The Acas Code of Practice on Disciplinary and Grievance Procedures is the minimum a workplace must follow.

You might have your own code or policy with some differences that better suits your workplace.

Although the Acas Code is not the law, if a disciplinary case reaches an employment tribunal, judges will take into consideration whether the employer has followed the Acas Code in a fair way.

The Acas Code mainly applies to those with employee employment status. But to keep good working relationships, it’s a good idea if employers follow the same fair procedure for all workers.

If anything similar has happened before

It’s a good idea for employers to check whether your workplace has dealt with a similar situation before.
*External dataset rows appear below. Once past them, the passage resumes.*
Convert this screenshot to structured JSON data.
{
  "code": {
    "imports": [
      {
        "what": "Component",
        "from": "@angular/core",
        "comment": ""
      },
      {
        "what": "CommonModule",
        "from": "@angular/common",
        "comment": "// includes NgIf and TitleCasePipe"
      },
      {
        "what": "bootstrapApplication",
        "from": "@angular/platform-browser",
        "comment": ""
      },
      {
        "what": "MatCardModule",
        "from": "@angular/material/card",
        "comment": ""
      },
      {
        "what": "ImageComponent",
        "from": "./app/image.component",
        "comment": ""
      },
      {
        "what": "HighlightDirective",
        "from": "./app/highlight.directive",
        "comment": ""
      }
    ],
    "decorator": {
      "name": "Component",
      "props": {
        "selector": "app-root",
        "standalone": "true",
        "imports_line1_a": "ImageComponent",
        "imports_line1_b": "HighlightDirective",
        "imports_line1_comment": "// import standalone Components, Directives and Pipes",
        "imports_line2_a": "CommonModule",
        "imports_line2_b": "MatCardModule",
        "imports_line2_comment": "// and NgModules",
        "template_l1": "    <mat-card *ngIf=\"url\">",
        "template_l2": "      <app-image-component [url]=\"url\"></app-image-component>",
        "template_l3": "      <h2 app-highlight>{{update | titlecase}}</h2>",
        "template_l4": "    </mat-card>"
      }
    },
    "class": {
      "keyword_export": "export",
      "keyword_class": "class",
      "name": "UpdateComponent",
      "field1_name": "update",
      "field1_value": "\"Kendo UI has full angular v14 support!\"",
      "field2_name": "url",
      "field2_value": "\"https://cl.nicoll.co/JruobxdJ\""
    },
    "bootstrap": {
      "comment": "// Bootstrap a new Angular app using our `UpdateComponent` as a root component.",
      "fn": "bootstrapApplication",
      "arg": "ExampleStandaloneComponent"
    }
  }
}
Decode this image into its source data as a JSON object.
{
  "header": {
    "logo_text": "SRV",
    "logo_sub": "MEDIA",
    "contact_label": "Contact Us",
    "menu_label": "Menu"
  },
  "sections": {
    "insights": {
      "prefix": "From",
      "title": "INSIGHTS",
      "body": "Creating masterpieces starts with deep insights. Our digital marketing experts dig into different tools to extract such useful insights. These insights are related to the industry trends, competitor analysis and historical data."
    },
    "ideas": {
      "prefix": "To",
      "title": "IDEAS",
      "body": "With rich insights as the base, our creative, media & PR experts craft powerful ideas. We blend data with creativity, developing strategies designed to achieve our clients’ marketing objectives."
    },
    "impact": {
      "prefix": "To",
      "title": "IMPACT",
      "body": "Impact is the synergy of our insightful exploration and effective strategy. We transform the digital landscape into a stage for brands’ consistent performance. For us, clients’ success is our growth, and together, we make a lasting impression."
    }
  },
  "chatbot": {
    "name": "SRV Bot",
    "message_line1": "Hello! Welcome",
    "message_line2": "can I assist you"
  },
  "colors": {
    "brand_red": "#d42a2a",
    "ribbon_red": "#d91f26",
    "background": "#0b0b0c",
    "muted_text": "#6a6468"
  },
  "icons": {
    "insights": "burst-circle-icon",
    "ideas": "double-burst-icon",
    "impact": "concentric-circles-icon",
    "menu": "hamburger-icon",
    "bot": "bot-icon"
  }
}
To avoid accusations of unfair treatment, employers should follow the procedure and policy in the same way for each disciplinary case.

They should gather evidence and make a decision based on what they know about each case.

Keep talking

It’s important throughout the procedure for the employer to keep talking with both the employee being disciplined and any other staff affected.

Clear and regular communication can help avoid:

  • misunderstandings
  • a drop in work morale
  • further action, for example the employee raising a grievance
  • legal action further down the line

The employer should keep all personal information confidential.

If the employee raises a grievance

If the employee raises a grievance during the disciplinary procedure, the employer can pause the disciplinary and deal with the grievance first.

It might be appropriate to deal with both at the same time if the grievance and disciplinary cases are related.

See our guide to dealing with workplace grievances.

If the employee wants to resign

The employee might feel they want to resign or “jump before they’re pushed” when they are facing a disciplinary.

This could risk the employee later claiming ‘constructive dismissal’ at an employment tribunal. They can only do this if they have worked for the organisation for 2 years or more.

The employer should try and talk through any concerns with the employee and encourage them to complete the disciplinary procedure first.

Employees can find out more about resigning from a job.

Find out more about ending employment.